The most recent map of the octopus genetic code has revealed that the first entire cephalopod genome sequence shows an astonishing level of complexity, with 33,000 protein-coding genes identified, which is more than are in a human being. In addition, octopus DNA is highly rearranged, containing “jumping genes” that can leap around the genome. This reshuffling process is a key characteristic of the genetic makeup and evolution of the octopus and, in most species, genes that perform related functions are typically close together on a double-helix. For example, Hox genes–which control body plan development–cluster together in most all animals except the octopus, where they are scattered throughout the octopus genome. If that wasn’t otherworldly enough, an analysis of 12 different tissues showed hundreds of octopus-specific genes found in no other animal, many of them pertaining to highly active structures in the octopus’s nerve-packed brain, flexible skin, and the menacing suckers found along those ferocious tentacles of ancient sea lore. The findings were published in the journal “Nature.”

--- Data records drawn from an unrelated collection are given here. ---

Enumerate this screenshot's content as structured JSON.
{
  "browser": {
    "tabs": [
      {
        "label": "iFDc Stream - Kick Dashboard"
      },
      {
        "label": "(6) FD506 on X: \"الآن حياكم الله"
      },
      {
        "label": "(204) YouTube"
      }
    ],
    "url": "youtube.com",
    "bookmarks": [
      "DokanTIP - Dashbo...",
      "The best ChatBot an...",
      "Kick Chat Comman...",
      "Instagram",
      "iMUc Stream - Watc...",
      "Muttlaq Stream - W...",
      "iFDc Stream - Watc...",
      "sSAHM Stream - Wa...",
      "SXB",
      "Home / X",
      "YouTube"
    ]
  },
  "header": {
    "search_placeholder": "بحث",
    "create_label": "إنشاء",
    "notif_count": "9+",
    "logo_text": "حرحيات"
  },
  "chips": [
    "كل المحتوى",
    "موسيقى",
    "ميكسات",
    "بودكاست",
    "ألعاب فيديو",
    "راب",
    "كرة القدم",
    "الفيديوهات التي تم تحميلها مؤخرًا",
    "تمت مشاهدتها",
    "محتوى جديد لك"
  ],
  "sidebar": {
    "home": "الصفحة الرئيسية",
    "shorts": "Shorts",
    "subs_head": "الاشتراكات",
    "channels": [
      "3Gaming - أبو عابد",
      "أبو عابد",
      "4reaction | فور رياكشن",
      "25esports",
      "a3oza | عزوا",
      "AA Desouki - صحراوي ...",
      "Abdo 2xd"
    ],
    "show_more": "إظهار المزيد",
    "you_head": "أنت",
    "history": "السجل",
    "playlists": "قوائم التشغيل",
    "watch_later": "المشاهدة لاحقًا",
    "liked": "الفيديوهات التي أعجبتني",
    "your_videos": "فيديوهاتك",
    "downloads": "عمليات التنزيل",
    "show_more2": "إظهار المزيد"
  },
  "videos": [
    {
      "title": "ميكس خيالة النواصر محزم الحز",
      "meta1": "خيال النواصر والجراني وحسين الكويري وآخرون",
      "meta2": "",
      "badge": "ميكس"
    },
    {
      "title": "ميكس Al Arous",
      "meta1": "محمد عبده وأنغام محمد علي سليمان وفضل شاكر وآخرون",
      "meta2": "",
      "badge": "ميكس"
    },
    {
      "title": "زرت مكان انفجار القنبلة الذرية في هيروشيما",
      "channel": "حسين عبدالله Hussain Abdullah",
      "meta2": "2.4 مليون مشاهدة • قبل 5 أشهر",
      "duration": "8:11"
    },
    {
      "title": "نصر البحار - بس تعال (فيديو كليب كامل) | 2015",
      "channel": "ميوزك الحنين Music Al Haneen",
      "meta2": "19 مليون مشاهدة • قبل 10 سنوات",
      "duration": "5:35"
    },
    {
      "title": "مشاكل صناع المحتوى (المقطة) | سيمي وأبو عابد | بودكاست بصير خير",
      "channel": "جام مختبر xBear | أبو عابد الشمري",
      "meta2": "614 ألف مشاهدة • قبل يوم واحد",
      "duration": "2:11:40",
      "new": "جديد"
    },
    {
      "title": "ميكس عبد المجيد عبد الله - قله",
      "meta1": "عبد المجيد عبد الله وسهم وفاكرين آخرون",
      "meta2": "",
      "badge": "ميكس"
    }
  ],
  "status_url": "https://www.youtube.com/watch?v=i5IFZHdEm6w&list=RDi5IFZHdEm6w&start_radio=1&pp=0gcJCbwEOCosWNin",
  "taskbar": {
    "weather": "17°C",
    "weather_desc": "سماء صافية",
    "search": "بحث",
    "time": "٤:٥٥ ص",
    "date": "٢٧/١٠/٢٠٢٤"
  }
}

Completely Unique DNA Structure
“The octopus appears to be utterly different from all other animals, even other mollusks, with its eight prehensile arms, its large brain and its clever problem-solving abilities,” said University of Chicago researcher, Dr. Clifton Ragsdale. “The late British zoologist Martin Wells said the octopus is an alien. In this sense, then, our paper describes the first sequenced genome from an alien.”
This begs the question, what exactly makes a creature an alien? Is it the fact that it germinated from a world beyond ours–which is the classic perception of an extraterrestrial being–or is it a vast difference in its genotypic and phenotypic make-up when compared to its fellow planetary beings?
It appears as if the octopus’s genome was “put into a blender and mixed”, said the study’s co-author Caroline Albertin.
Beyond that, some believe that octopuses may also have psychic abilities. Who could forget the famous octopus Paul, who gained media stardom after after correctly predicting 100 percent of the games he was tasked with determining during the 2010 FIFA World Cup? After correctly predicting the outcomes for all 6 of Germany’s matches, he also picked Spain to win the final against the Netherlands. Paul indicated which team would win by putting food into glass cases containing flags of the two opposing teams in a given match. That’s about all of the convincing needed by anyone who has ever filled out one of those confounding tournament brackets.
What do you think? Are octopuses alien? Were they left behind on earth by visiting extraterrestrials? Do they even have powers of extrasensory perception, or just lucky guessing skills? Join the discussion in the comments below or on Twitter using the hashtag #DMtalk.
Find out more about the Octopus.
Read ~Octopus: Physiology and Behaviour of an Advanced Invertebrate~ sls